* [Work request]
May I please have every record restated word for word, with the images left out?

** Opening Records shown block **

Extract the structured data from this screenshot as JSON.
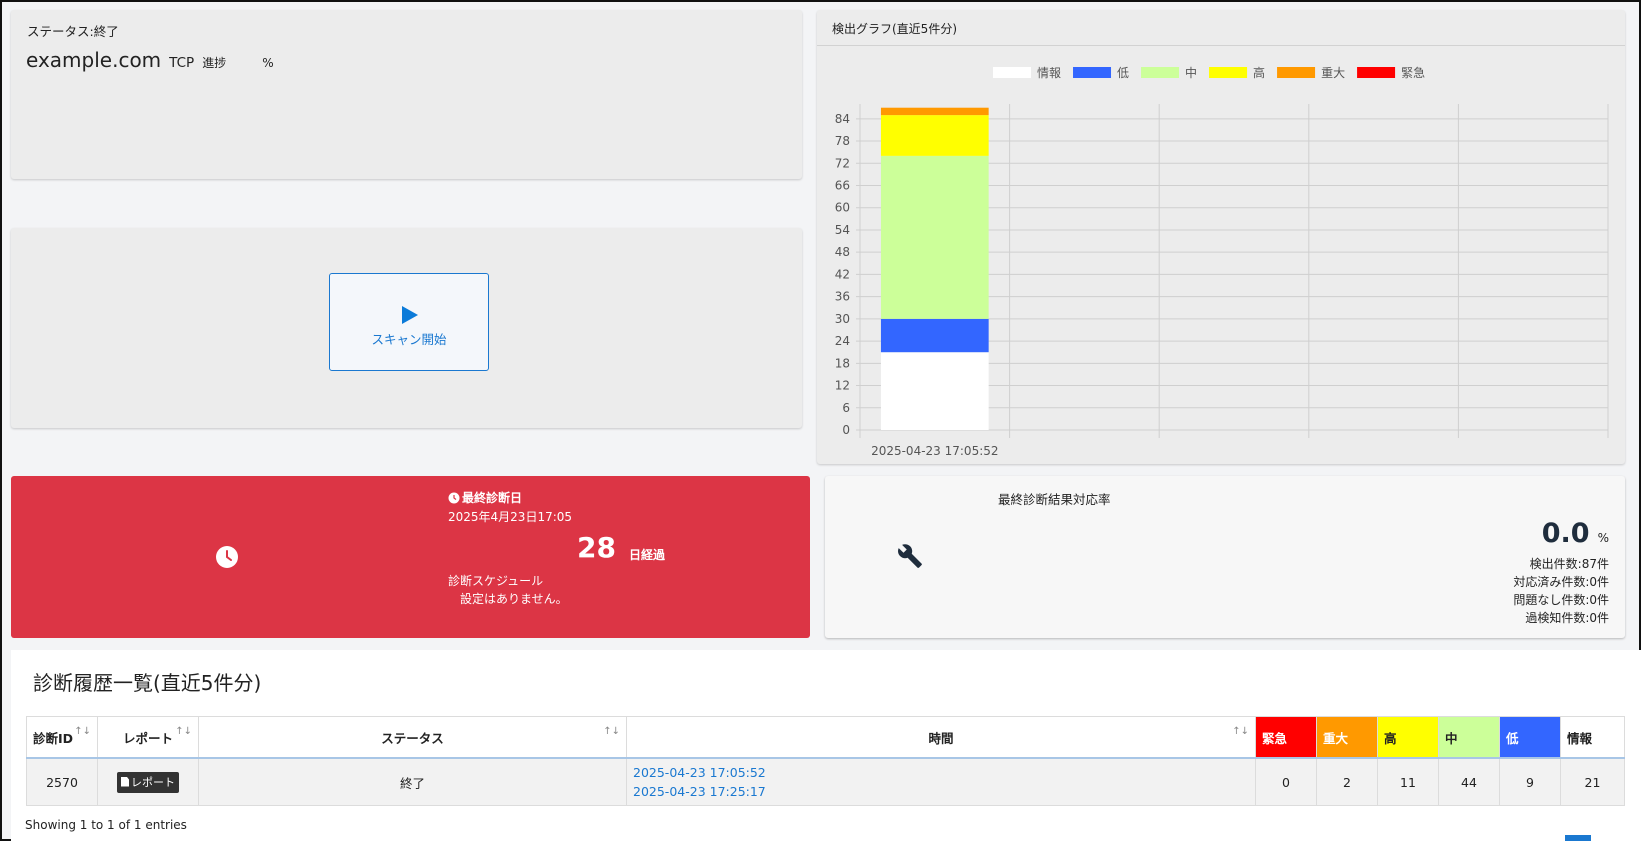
{
  "status": {
    "label": "ステータス:終了",
    "host": "example.com",
    "protocol": "TCP",
    "progress_label": "進捗",
    "progress_unit": "%"
  },
  "scan": {
    "button_label": "スキャン開始",
    "icon": "play-icon"
  },
  "chart_panel": {
    "title": "検出グラフ(直近5件分)"
  },
  "chart_data": {
    "type": "bar",
    "stacked": true,
    "categories": [
      "2025-04-23 17:05:52"
    ],
    "series": [
      {
        "name": "情報",
        "values": [
          21
        ],
        "color": "#ffffff"
      },
      {
        "name": "低",
        "values": [
          9
        ],
        "color": "#3366ff"
      },
      {
        "name": "中",
        "values": [
          44
        ],
        "color": "#ccff99"
      },
      {
        "name": "高",
        "values": [
          11
        ],
        "color": "#ffff00"
      },
      {
        "name": "重大",
        "values": [
          2
        ],
        "color": "#ff9900"
      },
      {
        "name": "緊急",
        "values": [
          0
        ],
        "color": "#ff0000"
      }
    ],
    "yticks": [
      0,
      6,
      12,
      18,
      24,
      30,
      36,
      42,
      48,
      54,
      60,
      66,
      72,
      78,
      84
    ],
    "ylim": [
      0,
      88
    ],
    "slots": 5,
    "grid": true,
    "legend": "top"
  },
  "last_scan": {
    "label": "最終診断日",
    "date": "2025年4月23日17:05",
    "days": "28",
    "days_unit": "日経過",
    "schedule_label": "診断スケジュール",
    "schedule_value": "設定はありません。"
  },
  "response": {
    "title": "最終診断結果対応率",
    "rate": "0.0",
    "rate_unit": "%",
    "detected": "検出件数:87件",
    "handled": "対応済み件数:0件",
    "no_issue": "問題なし件数:0件",
    "false_positive": "過検知件数:0件"
  },
  "history": {
    "title": "診断履歴一覧(直近5件分)",
    "headers": {
      "id": "診断ID",
      "report": "レポート",
      "status": "ステータス",
      "time": "時間",
      "critical": "緊急",
      "severe": "重大",
      "high": "高",
      "medium": "中",
      "low": "低",
      "info": "情報"
    },
    "header_colors": {
      "critical": "#ff0000",
      "severe": "#ff9900",
      "high": "#ffff00",
      "medium": "#ccff99",
      "low": "#3366ff"
    },
    "rows": [
      {
        "id": "2570",
        "report_label": "レポート",
        "status": "終了",
        "time_start": "2025-04-23 17:05:52",
        "time_end": "2025-04-23 17:25:17",
        "critical": "0",
        "severe": "2",
        "high": "11",
        "medium": "44",
        "low": "9",
        "info": "21"
      }
    ],
    "showing": "Showing 1 to 1 of 1 entries"
  }
}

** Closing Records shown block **

* [Result of the task]
Extract the structured data from this screenshot as JSON.
{
  "status": {
    "label": "ステータス:終了",
    "host": "example.com",
    "protocol": "TCP",
    "progress_label": "進捗",
    "progress_unit": "%"
  },
  "scan": {
    "button_label": "スキャン開始",
    "icon": "play-icon"
  },
  "chart_panel": {
    "title": "検出グラフ(直近5件分)"
  },
  "chart_data": {
    "type": "bar",
    "stacked": true,
    "categories": [
      "2025-04-23 17:05:52"
    ],
    "series": [
      {
        "name": "情報",
        "values": [
          21
        ],
        "color": "#ffffff"
      },
      {
        "name": "低",
        "values": [
          9
        ],
        "color": "#3366ff"
      },
      {
        "name": "中",
        "values": [
          44
        ],
        "color": "#ccff99"
      },
      {
        "name": "高",
        "values": [
          11
        ],
        "color": "#ffff00"
      },
      {
        "name": "重大",
        "values": [
          2
        ],
        "color": "#ff9900"
      },
      {
        "name": "緊急",
        "values": [
          0
        ],
        "color": "#ff0000"
      }
    ],
    "yticks": [
      0,
      6,
      12,
      18,
      24,
      30,
      36,
      42,
      48,
      54,
      60,
      66,
      72,
      78,
      84
    ],
    "ylim": [
      0,
      88
    ],
    "slots": 5,
    "grid": true,
    "legend": "top"
  },
  "last_scan": {
    "label": "最終診断日",
    "date": "2025年4月23日17:05",
    "days": "28",
    "days_unit": "日経過",
    "schedule_label": "診断スケジュール",
    "schedule_value": "設定はありません。"
  },
  "response": {
    "title": "最終診断結果対応率",
    "rate": "0.0",
    "rate_unit": "%",
    "detected": "検出件数:87件",
    "handled": "対応済み件数:0件",
    "no_issue": "問題なし件数:0件",
    "false_positive": "過検知件数:0件"
  },
  "history": {
    "title": "診断履歴一覧(直近5件分)",
    "headers": {
      "id": "診断ID",
      "report": "レポート",
      "status": "ステータス",
      "time": "時間",
      "critical": "緊急",
      "severe": "重大",
      "high": "高",
      "medium": "中",
      "low": "低",
      "info": "情報"
    },
    "header_colors": {
      "critical": "#ff0000",
      "severe": "#ff9900",
      "high": "#ffff00",
      "medium": "#ccff99",
      "low": "#3366ff"
    },
    "rows": [
      {
        "id": "2570",
        "report_label": "レポート",
        "status": "終了",
        "time_start": "2025-04-23 17:05:52",
        "time_end": "2025-04-23 17:25:17",
        "critical": "0",
        "severe": "2",
        "high": "11",
        "medium": "44",
        "low": "9",
        "info": "21"
      }
    ],
    "showing": "Showing 1 to 1 of 1 entries"
  }
}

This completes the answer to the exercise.